- Heat regulation: Cats may drool slightly when they are trying to regulate their body temperature, particularly when they are in a warm environment. This is a normal behavior and is nothing to worry about.
If your cat is drooling in any of these situations and is otherwise healthy, there's usually no need to be concerned. However, if you notice a sudden change in your cat's drooling behavior, such as excessive drooling or drooling when your cat is not relaxed, it's important to contact your veterinarian to rule out any underlying health issues.
Tips For Managing Excessive Drooling In Cats
Managing excessive drooling in cats depends on the underlying cause of the problem. Here are some general tips that may help manage excessive drooling in cats:
- Regular dental care: Good dental care is important for preventing dental problems such as tooth decay and gum disease, which can cause excessive drooling in cats. Regular brushing, dental cleanings, and check-ups with your veterinarian can help keep your cat's teeth and gums healthy.
- Watch what your cat eats: Some cats may drool excessively due to food allergies or intolerances. It's important to monitor your cat's diet and avoid any foods that may be causing the problem.
- Provide plenty of water: Dehydration can cause excessive drooling in cats, so it's important to provide your cat with fresh water at all times. Consider providing a water fountain or multiple water bowls to encourage your cat to drink more.
- Keep your cat calm and comfortable: Stress and anxiety can cause excessive drooling in cats. Keep your cat's environment calm and comfortable, and provide plenty of hiding spots, perches, and toys to help your cat relax.
- Regular veterinary check-ups: Regular check-ups with your veterinarian can help detect and treat underlying health issues that may be causing excessive drooling in your cat.
- Treat underlying medical conditions: If your cat's excessive drooling is caused by an underlying medical condition, such as a dental problem or gastrointestinal issue, it's important to follow your veterinarian's treatment plan to manage the problem.
Remember, excessive drooling in cats can be a sign of a serious health problem, so it's important to contact your veterinarian if you notice any changes in your cat's drooling behavior.
In this blog post, we have learned why cats drool when they purr and how to tell if it is a sign of joy or distress. We have also learned how to deal with cat drooling when purring by preventing, observing, and treating it depending on the cause.
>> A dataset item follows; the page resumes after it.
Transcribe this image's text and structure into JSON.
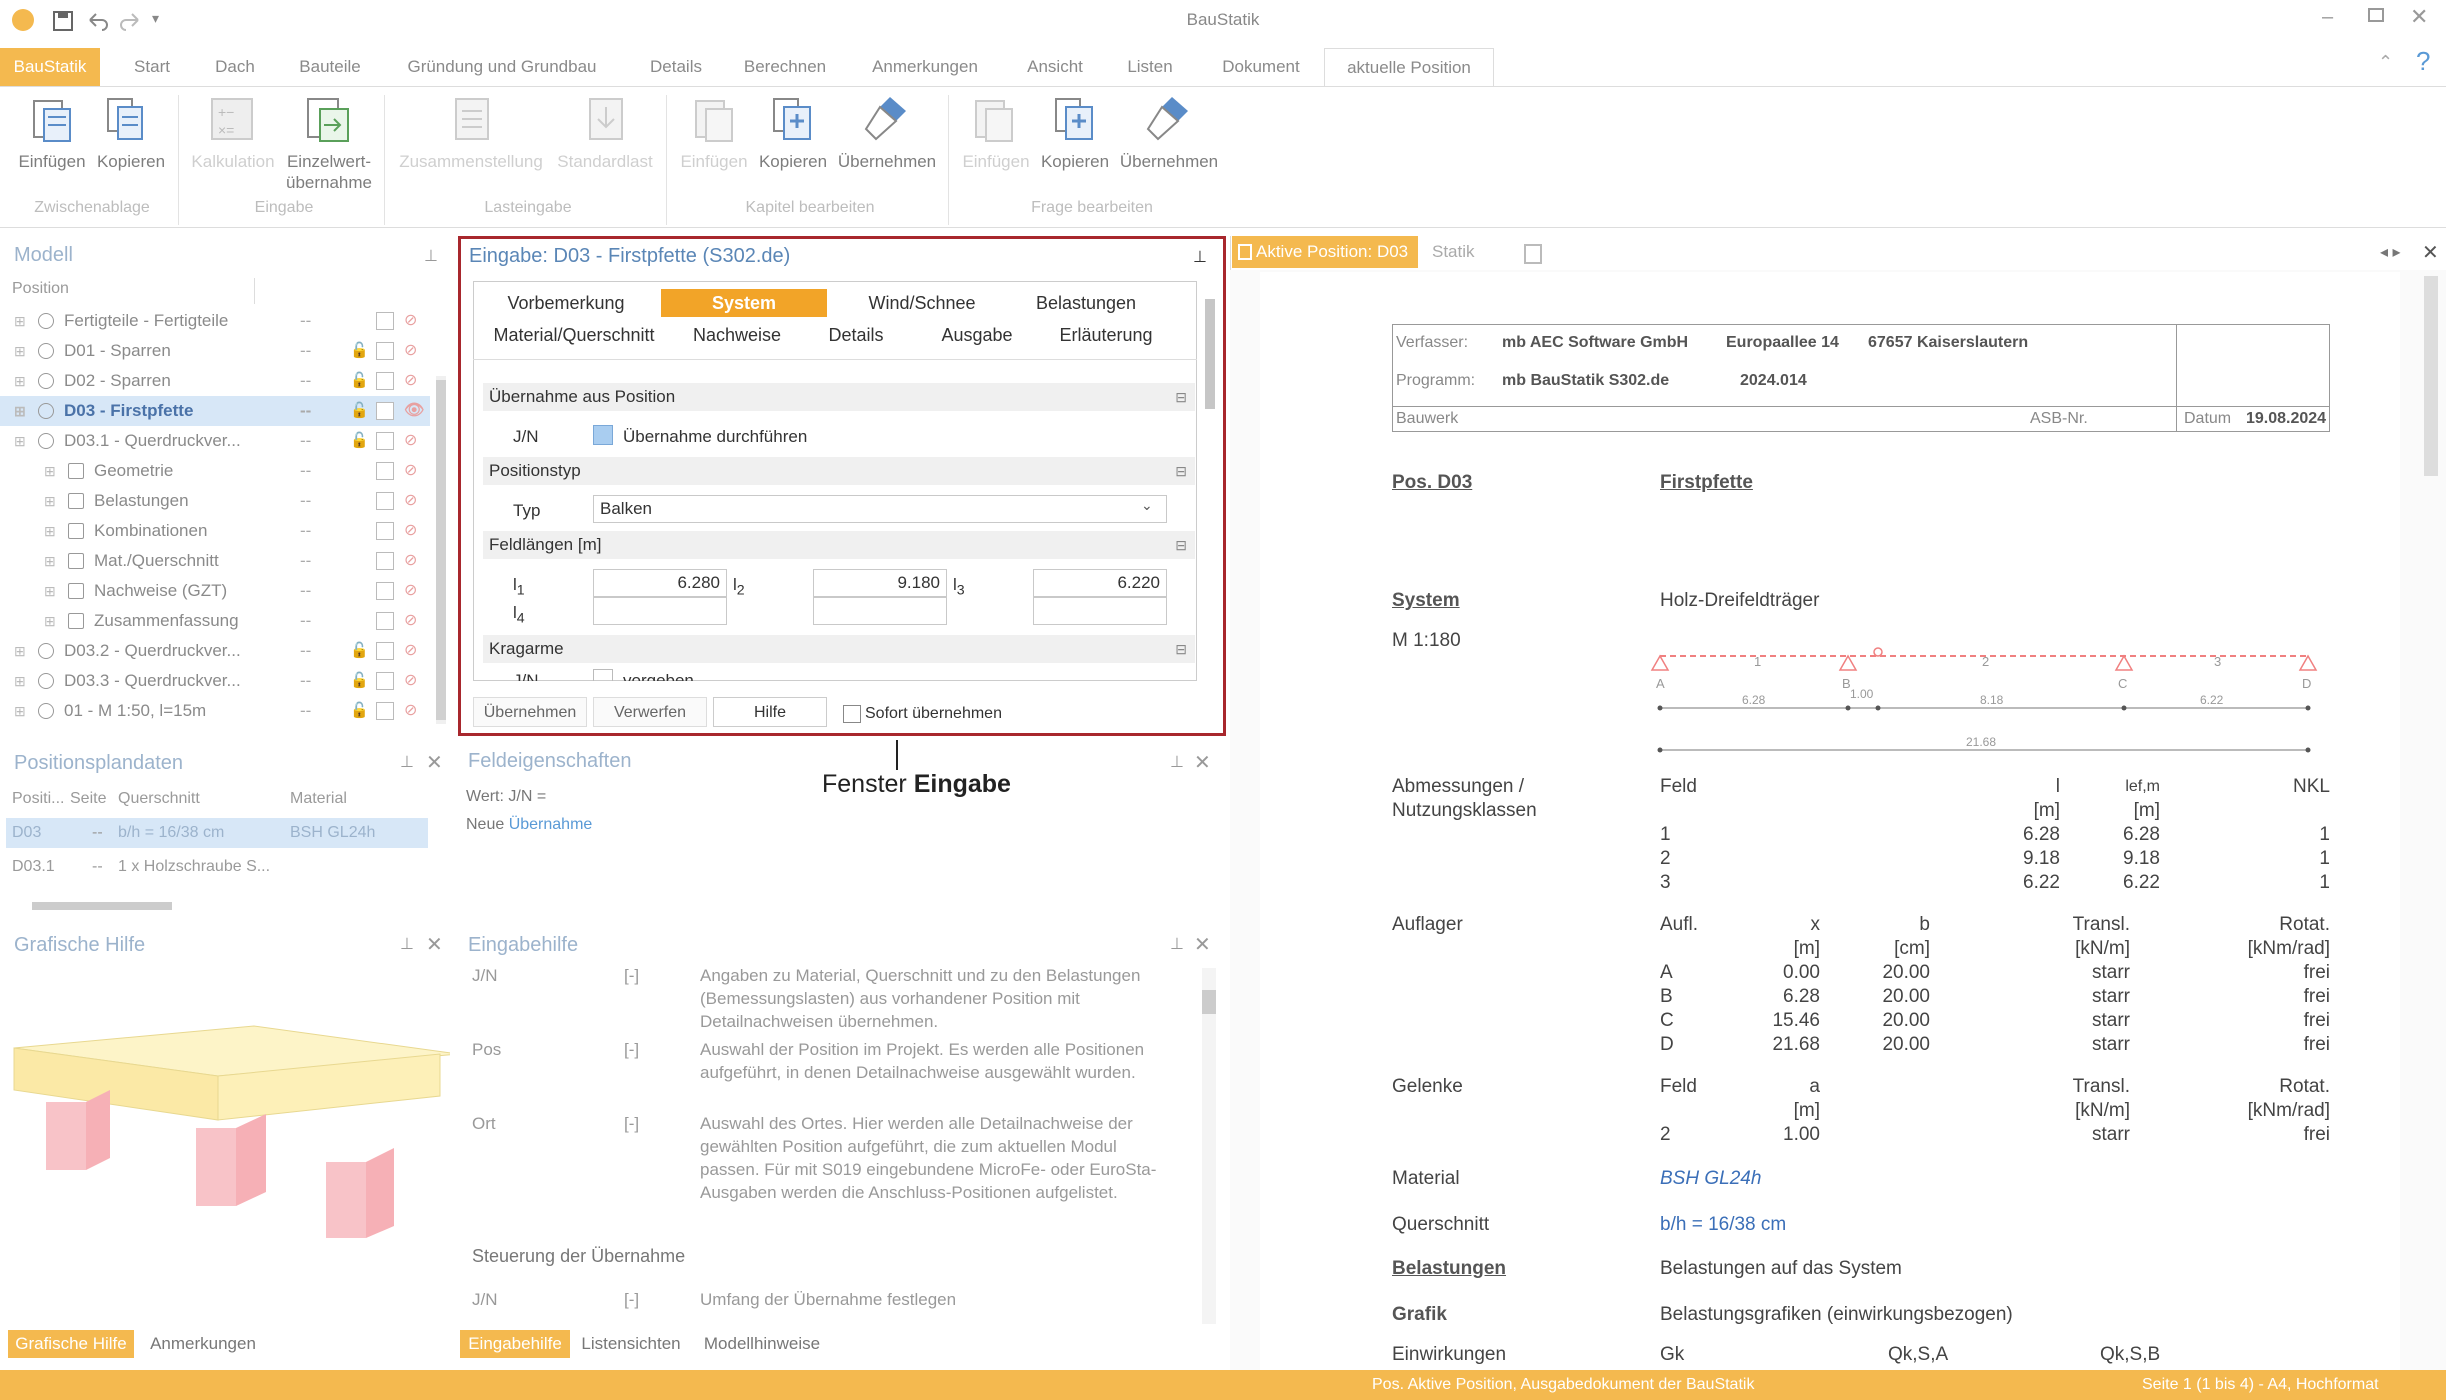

We hope this information has been helpful and informative for you and your cat.
To end this blog post on a positive note, here are some fun facts and anecdotes about cat drooling and purring that you may find interesting and amusing:
- Cats can purr at frequencies between 25 and 150 Hertz, which can promote healing and bone growth in themselves and other animals.
- Cats can drool up to 3 milliliters of saliva per hour, which is equivalent to about half a teaspoon.
- Some famous cats that are known to drool and purr are Grumpy Cat, Lil Bub, and Maru .
- Some cat owners have reported that their cats drool and purr when they smell certain foods, such as cheese, tuna, or bacon.
We hope you have enjoyed reading this blog post as much as we have enjoyed writing it. Thank you for reading! 😊